Southwest Airlines (NYSE:LUV) in a regulatory filing said it "has recently experienced a modest improvement in passenger demand, bookings, and trip cancellations, resulting in month-to-date net positive bookings ... where new passenger bookings outpaced trip cancellations."
Net bookings were negative through most of March and April. Southwest said it expects its load factor, roughly a measure of how full its planes are, to be in the range of 25% to 30% for May, an improvement over the previous estimate of 5% to 10%.
Southwest said it "has also recently experienced a modest improvement in passenger demand and bookings in June 2020."
United Airlines Holdings (NASDAQ:UAL) in a separate filing said that while gross bookings were down 95% year over year in April, it is seeing "a reduction in customer cancellation rates and a moderate improvement in demand" for travel.
These numbers do not imply the crisis is over. Southwest still expects operating revenue to be down 80% to 85% in June and United for June has chopped 90% of its June 2019 schedule.
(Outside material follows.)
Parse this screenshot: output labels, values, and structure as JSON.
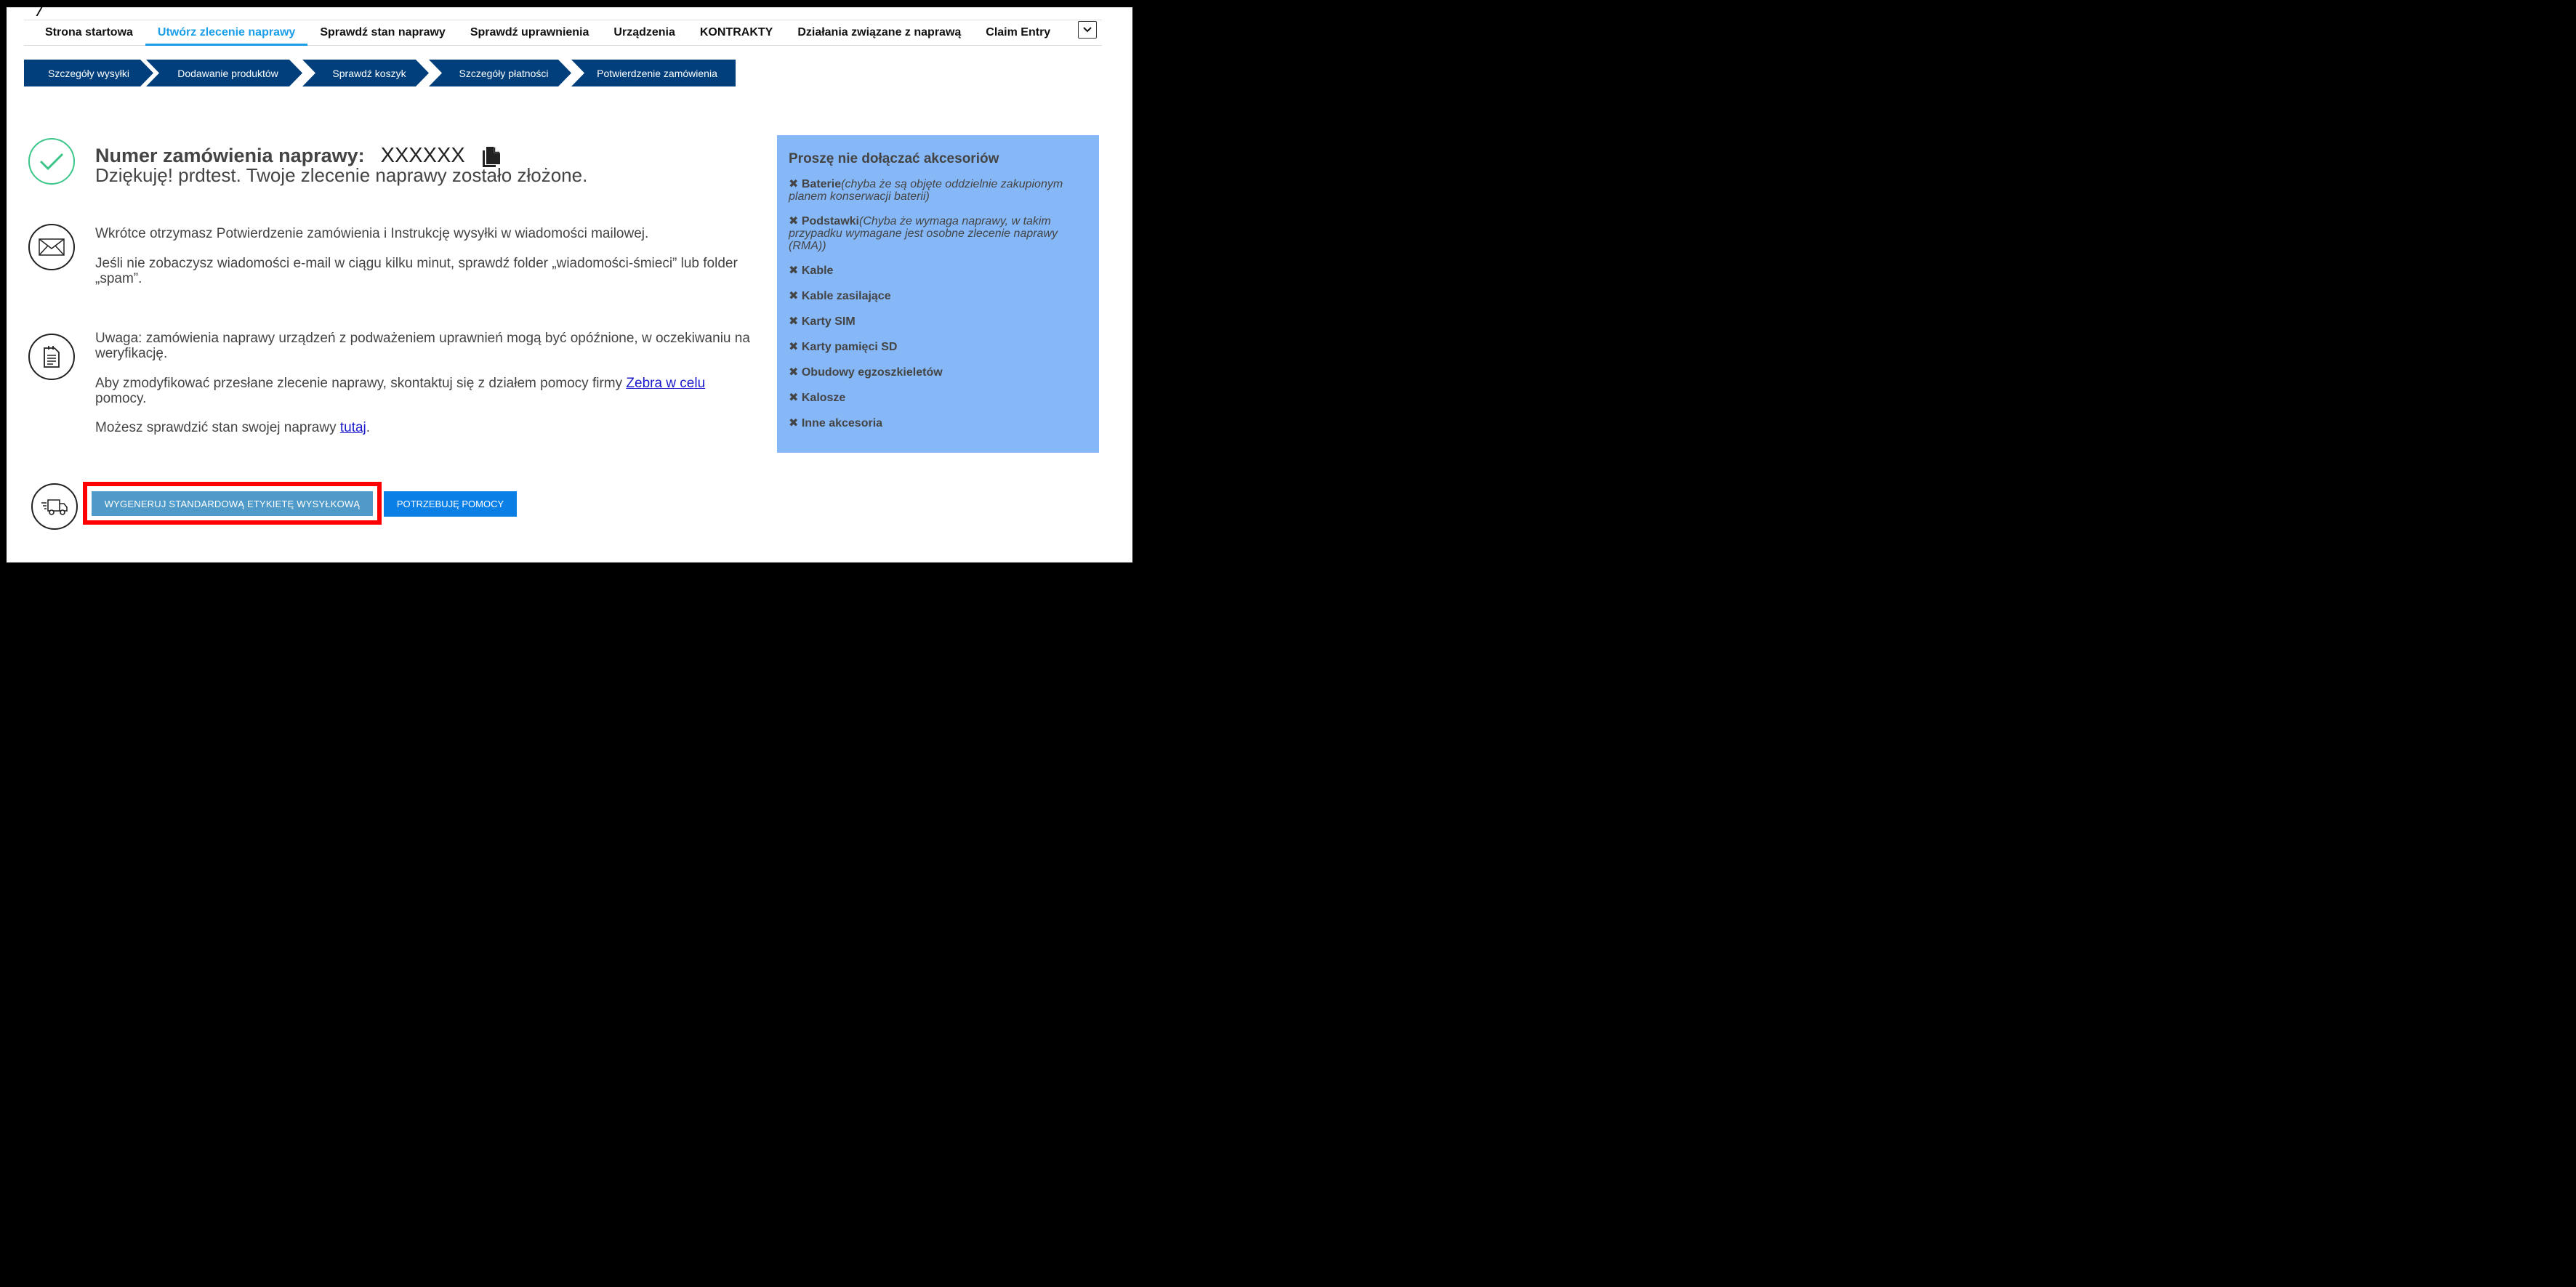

It's going to take months, if not longer, for schedules to normalize, and could take three years for traffic to return to pre-pandemic levels.
But they do suggest demand might have bottomed out last month and is slowly starting to recover. Airline shares have lost 50% or more of their value so far this year due to the crisis, and investors remain concerned that if traffic does not return by Fall some of the carriers will run into liquidity issues.
If these trends continue to creep higher, and are experienced throughout the industry, that's one small but positive signal suggesting the industry can make it through the COVID-19 crisis without bankruptcies.